‘It’s nothing. Let’s get back into bed. I’m freezing standing here like this.’  Then a smell of burning permeated the room. It was no longer smoky – it was strong – something, somewhere was on fire.  ‘Those damn smoke sensors are useless’ I snapped as we headed to the stairs and looked down. Nothing.

Down stairs the smell was as strong as it had been upstairs. We checked every room. All felt warmer than usual but there was no fire – just that damned smell of smoke. I looked through the kitchen window toward the old stables. Did something move there? The leaves swirled as a breeze caught them. I went outside. There was nothing – just the swirling leave but – the smoke smell seemed even stronger there. Somewhere in the distance I heard a horse whinny. The rest of the world slept.

Bemused and confused I went back in and locked the door. Sleep was now out of the question; and the smoke smell had all but gone – now overpowered by Susie’s brewing coffee.
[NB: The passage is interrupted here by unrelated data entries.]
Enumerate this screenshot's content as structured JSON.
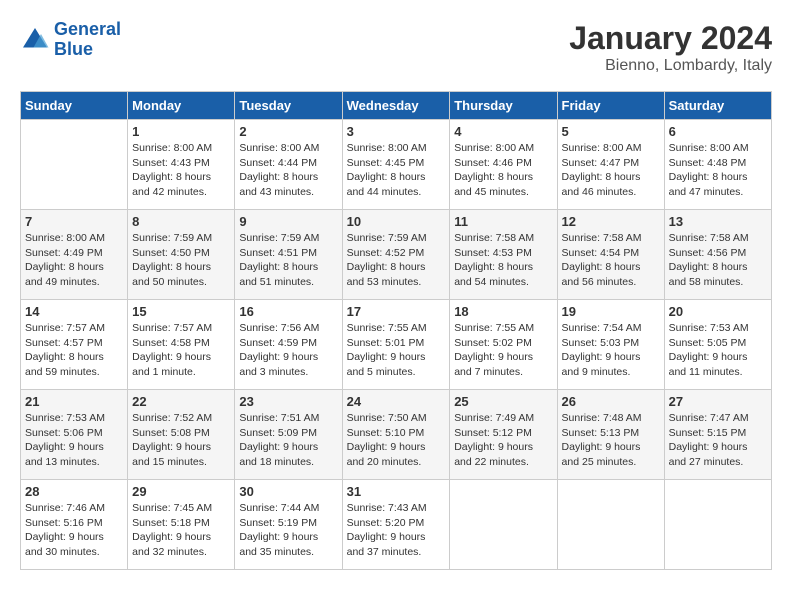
{
  "header": {
    "logo_general": "General",
    "logo_blue": "Blue",
    "month": "January 2024",
    "location": "Bienno, Lombardy, Italy"
  },
  "weekdays": [
    "Sunday",
    "Monday",
    "Tuesday",
    "Wednesday",
    "Thursday",
    "Friday",
    "Saturday"
  ],
  "weeks": [
    [
      {
        "day": "",
        "sunrise": "",
        "sunset": "",
        "daylight": ""
      },
      {
        "day": "1",
        "sunrise": "Sunrise: 8:00 AM",
        "sunset": "Sunset: 4:43 PM",
        "daylight": "Daylight: 8 hours and 42 minutes."
      },
      {
        "day": "2",
        "sunrise": "Sunrise: 8:00 AM",
        "sunset": "Sunset: 4:44 PM",
        "daylight": "Daylight: 8 hours and 43 minutes."
      },
      {
        "day": "3",
        "sunrise": "Sunrise: 8:00 AM",
        "sunset": "Sunset: 4:45 PM",
        "daylight": "Daylight: 8 hours and 44 minutes."
      },
      {
        "day": "4",
        "sunrise": "Sunrise: 8:00 AM",
        "sunset": "Sunset: 4:46 PM",
        "daylight": "Daylight: 8 hours and 45 minutes."
      },
      {
        "day": "5",
        "sunrise": "Sunrise: 8:00 AM",
        "sunset": "Sunset: 4:47 PM",
        "daylight": "Daylight: 8 hours and 46 minutes."
      },
      {
        "day": "6",
        "sunrise": "Sunrise: 8:00 AM",
        "sunset": "Sunset: 4:48 PM",
        "daylight": "Daylight: 8 hours and 47 minutes."
      }
    ],
    [
      {
        "day": "7",
        "sunrise": "Sunrise: 8:00 AM",
        "sunset": "Sunset: 4:49 PM",
        "daylight": "Daylight: 8 hours and 49 minutes."
      },
      {
        "day": "8",
        "sunrise": "Sunrise: 7:59 AM",
        "sunset": "Sunset: 4:50 PM",
        "daylight": "Daylight: 8 hours and 50 minutes."
      },
      {
        "day": "9",
        "sunrise": "Sunrise: 7:59 AM",
        "sunset": "Sunset: 4:51 PM",
        "daylight": "Daylight: 8 hours and 51 minutes."
      },
      {
        "day": "10",
        "sunrise": "Sunrise: 7:59 AM",
        "sunset": "Sunset: 4:52 PM",
        "daylight": "Daylight: 8 hours and 53 minutes."
      },
      {
        "day": "11",
        "sunrise": "Sunrise: 7:58 AM",
        "sunset": "Sunset: 4:53 PM",
        "daylight": "Daylight: 8 hours and 54 minutes."
      },
      {
        "day": "12",
        "sunrise": "Sunrise: 7:58 AM",
        "sunset": "Sunset: 4:54 PM",
        "daylight": "Daylight: 8 hours and 56 minutes."
      },
      {
        "day": "13",
        "sunrise": "Sunrise: 7:58 AM",
        "sunset": "Sunset: 4:56 PM",
        "daylight": "Daylight: 8 hours and 58 minutes."
      }
    ],
    [
      {
        "day": "14",
        "sunrise": "Sunrise: 7:57 AM",
        "sunset": "Sunset: 4:57 PM",
        "daylight": "Daylight: 8 hours and 59 minutes."
      },
      {
        "day": "15",
        "sunrise": "Sunrise: 7:57 AM",
        "sunset": "Sunset: 4:58 PM",
        "daylight": "Daylight: 9 hours and 1 minute."
      },
      {
        "day": "16",
        "sunrise": "Sunrise: 7:56 AM",
        "sunset": "Sunset: 4:59 PM",
        "daylight": "Daylight: 9 hours and 3 minutes."
      },
      {
        "day": "17",
        "sunrise": "Sunrise: 7:55 AM",
        "sunset": "Sunset: 5:01 PM",
        "daylight": "Daylight: 9 hours and 5 minutes."
      },
      {
        "day": "18",
        "sunrise": "Sunrise: 7:55 AM",
        "sunset": "Sunset: 5:02 PM",
        "daylight": "Daylight: 9 hours and 7 minutes."
      },
      {
        "day": "19",
        "sunrise": "Sunrise: 7:54 AM",
        "sunset": "Sunset: 5:03 PM",
        "daylight": "Daylight: 9 hours and 9 minutes."
      },
      {
        "day": "20",
        "sunrise": "Sunrise: 7:53 AM",
        "sunset": "Sunset: 5:05 PM",
        "daylight": "Daylight: 9 hours and 11 minutes."
      }
    ],
    [
      {
        "day": "21",
        "sunrise": "Sunrise: 7:53 AM",
        "sunset": "Sunset: 5:06 PM",
        "daylight": "Daylight: 9 hours and 13 minutes."
      },
      {
        "day": "22",
        "sunrise": "Sunrise: 7:52 AM",
        "sunset": "Sunset: 5:08 PM",
        "daylight": "Daylight: 9 hours and 15 minutes."
      },
      {
        "day": "23",
        "sunrise": "Sunrise: 7:51 AM",
        "sunset": "Sunset: 5:09 PM",
        "daylight": "Daylight: 9 hours and 18 minutes."
      },
      {
        "day": "24",
        "sunrise": "Sunrise: 7:50 AM",
        "sunset": "Sunset: 5:10 PM",
        "daylight": "Daylight: 9 hours and 20 minutes."
      },
      {
        "day": "25",
        "sunrise": "Sunrise: 7:49 AM",
        "sunset": "Sunset: 5:12 PM",
        "daylight": "Daylight: 9 hours and 22 minutes."
      },
      {
        "day": "26",
        "sunrise": "Sunrise: 7:48 AM",
        "sunset": "Sunset: 5:13 PM",
        "daylight": "Daylight: 9 hours and 25 minutes."
      },
      {
        "day": "27",
        "sunrise": "Sunrise: 7:47 AM",
        "sunset": "Sunset: 5:15 PM",
        "daylight": "Daylight: 9 hours and 27 minutes."
      }
    ],
    [
      {
        "day": "28",
        "sunrise": "Sunrise: 7:46 AM",
        "sunset": "Sunset: 5:16 PM",
        "daylight": "Daylight: 9 hours and 30 minutes."
      },
      {
        "day": "29",
        "sunrise": "Sunrise: 7:45 AM",
        "sunset": "Sunset: 5:18 PM",
        "daylight": "Daylight: 9 hours and 32 minutes."
      },
      {
        "day": "30",
        "sunrise": "Sunrise: 7:44 AM",
        "sunset": "Sunset: 5:19 PM",
        "daylight": "Daylight: 9 hours and 35 minutes."
      },
      {
        "day": "31",
        "sunrise": "Sunrise: 7:43 AM",
        "sunset": "Sunset: 5:20 PM",
        "daylight": "Daylight: 9 hours and 37 minutes."
      },
      {
        "day": "",
        "sunrise": "",
        "sunset": "",
        "daylight": ""
      },
      {
        "day": "",
        "sunrise": "",
        "sunset": "",
        "daylight": ""
      },
      {
        "day": "",
        "sunrise": "",
        "sunset": "",
        "daylight": ""
      }
    ]
  ]
}
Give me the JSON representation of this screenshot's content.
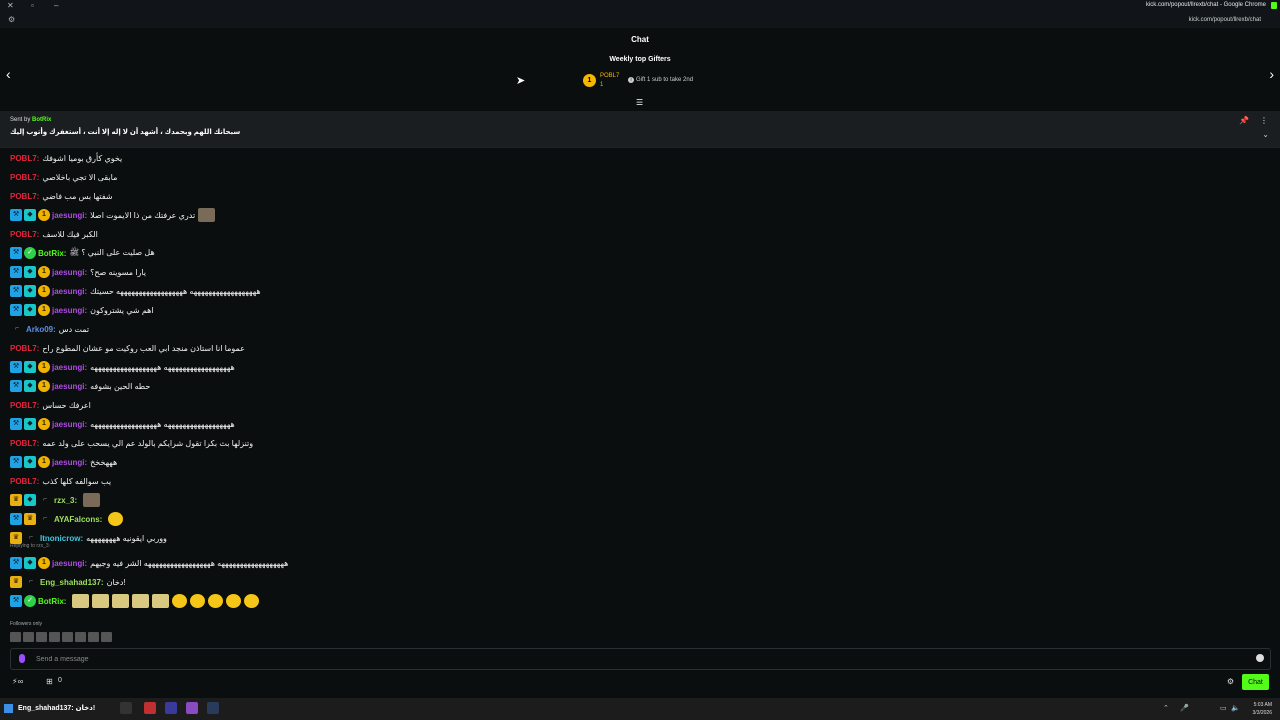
{
  "browser": {
    "window_title": "kick.com/popout/llrexb/chat - Google Chrome",
    "url": "kick.com/popout/llrexb/chat"
  },
  "header": {
    "title": "Chat"
  },
  "gifters": {
    "heading": "Weekly top Gifters",
    "top_rank": "1",
    "top_name": "POBL7",
    "top_count": "1",
    "gift_info": "Gift 1 sub to take 2nd"
  },
  "pinned": {
    "sent_by_label": "Sent by",
    "sender": "BotRix",
    "message": "سبحانك اللهم وبحمدك ، أشهد أن لا إله إلا أنت ، أستغفرك وأتوب إليك"
  },
  "messages": [
    {
      "user": "POBL7",
      "color": "#e0243c",
      "badges": [],
      "text": "يخوي كأرق بوميا اشوفك"
    },
    {
      "user": "POBL7",
      "color": "#e0243c",
      "badges": [],
      "text": "مابقى الا تجي باخلاصي"
    },
    {
      "user": "POBL7",
      "color": "#e0243c",
      "badges": [],
      "text": "شفتها بس مب فاضي"
    },
    {
      "user": "jaesungi",
      "color": "#b04ce6",
      "badges": [
        "blue",
        "cyan",
        "gold"
      ],
      "text": "تدري عرفتك من ذا الايموت اصلا",
      "emote": true
    },
    {
      "user": "POBL7",
      "color": "#e0243c",
      "badges": [],
      "text": "الكبر فيك للاسف"
    },
    {
      "user": "BotRix",
      "color": "#53fc18",
      "badges": [
        "blue",
        "green"
      ],
      "text": "هل صليت على النبي ؟ ﷺ"
    },
    {
      "user": "jaesungi",
      "color": "#b04ce6",
      "badges": [
        "blue",
        "cyan",
        "gold"
      ],
      "text": "يارا مسوينه صح؟"
    },
    {
      "user": "jaesungi",
      "color": "#b04ce6",
      "badges": [
        "blue",
        "cyan",
        "gold"
      ],
      "text": "ههههههههههههههههههه ههههههههههههههههههه حسيتك"
    },
    {
      "user": "jaesungi",
      "color": "#b04ce6",
      "badges": [
        "blue",
        "cyan",
        "gold"
      ],
      "text": "اهم شي يشتروكون"
    },
    {
      "user": "Arko09",
      "color": "#5b8fe6",
      "badges": [
        "gray"
      ],
      "text": "تمت دس"
    },
    {
      "user": "POBL7",
      "color": "#e0243c",
      "badges": [],
      "text": "عموما انا استاذن منجد ابي العب روكيت مو عشان المطوع راح"
    },
    {
      "user": "jaesungi",
      "color": "#b04ce6",
      "badges": [
        "blue",
        "cyan",
        "gold"
      ],
      "text": "ههههههههههههههههههه ههههههههههههههههههه"
    },
    {
      "user": "jaesungi",
      "color": "#b04ce6",
      "badges": [
        "blue",
        "cyan",
        "gold"
      ],
      "text": "حطه الحين بشوفه"
    },
    {
      "user": "POBL7",
      "color": "#e0243c",
      "badges": [],
      "text": "اعرفك حساس"
    },
    {
      "user": "jaesungi",
      "color": "#b04ce6",
      "badges": [
        "blue",
        "cyan",
        "gold"
      ],
      "text": "ههههههههههههههههههه ههههههههههههههههههه"
    },
    {
      "user": "POBL7",
      "color": "#e0243c",
      "badges": [],
      "text": "وتنزلها بث بكرا تقول شرايكم بالولد عم الي يسحب على ولد عمه"
    },
    {
      "user": "jaesungi",
      "color": "#b04ce6",
      "badges": [
        "blue",
        "cyan",
        "gold"
      ],
      "text": "هههخخخ"
    },
    {
      "user": "POBL7",
      "color": "#e0243c",
      "badges": [],
      "text": "يب سوالفه كلها كذب"
    },
    {
      "user": "rzx_3",
      "color": "#9ee05a",
      "badges": [
        "crown",
        "cyan",
        "gray"
      ],
      "text": "",
      "emote": true
    },
    {
      "user": "AYAFalcons",
      "color": "#9ee05a",
      "badges": [
        "blue",
        "crown",
        "gray"
      ],
      "text": "",
      "emote_yellow": true
    },
    {
      "user": "Itnonicrow",
      "color": "#40c8e0",
      "badges": [
        "crown",
        "gray"
      ],
      "text": "ووربي ايقونيه ههههههههه"
    },
    {
      "user": "jaesungi",
      "color": "#b04ce6",
      "badges": [
        "blue",
        "cyan",
        "gold"
      ],
      "text": "ههههههههههههههههههه ههههههههههههههههههه الشر فيه وجيهم",
      "reply": "Replying to rzx_3:"
    },
    {
      "user": "Eng_shahad137",
      "color": "#9ee05a",
      "badges": [
        "crown",
        "gray"
      ],
      "text": "دخان!"
    },
    {
      "user": "BotRix",
      "color": "#53fc18",
      "badges": [
        "blue",
        "green"
      ],
      "text": "",
      "emote_row": true
    }
  ],
  "reply_label": "Replying to rzx_3:",
  "followers_only": "Followers only",
  "input": {
    "placeholder": "Send a message"
  },
  "bottom": {
    "count": "0",
    "chat_button": "Chat"
  },
  "taskbar": {
    "preview": "Eng_shahad137: دخان!",
    "time": "5:03 AM",
    "date": "3/3/2026"
  }
}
Daylight showed everything as it should be.

That lunchtime we decided visit to the pub.  Charlie was there. We sat down beside him and told him of our strange night. I added the tale of my earlier disruptive night. I also added Susie’s ‘He’s here’ comments.

Charlie said nothing.

‘So?’ I said. ‘What do you know about this?’

Charlie shook his head. ‘Nothing; nothing really.’

‘Come on – spill it’, I could sense Charlie was backing away from something. ‘Tell us what you know.’

He sighed – ‘there is a story about that house. No-one seems to stay there long. Three or four of them have upped and left – usually about this time of the year. None have ever said anything – they’ve just left.’

He looked at us, and then came to a decision.  ‘It’s like this. There has been a house there for about 600 years. The first stood there until Victoria became Queen. That burned down. The one you’ve got was built about 1850. They named it ‘Tudor House.’

Charlie went quiet.

‘So?’ Susie challenged after what seemed like an age of silence.

‘They say the burning was done by a stable hand who had been sacked. It’s reckoned he rode down the old Coach Path in the middle of the night and set fire to the stables. The wind was in the east and the whole darned lot went up in flames. It was about this time of year when it happened, so they say.’

‘They said nothing about this on the prospectus.’ I sounded aggrieved.

Charlie looked at me closely.

‘Will you tell anyone when you come to sell?’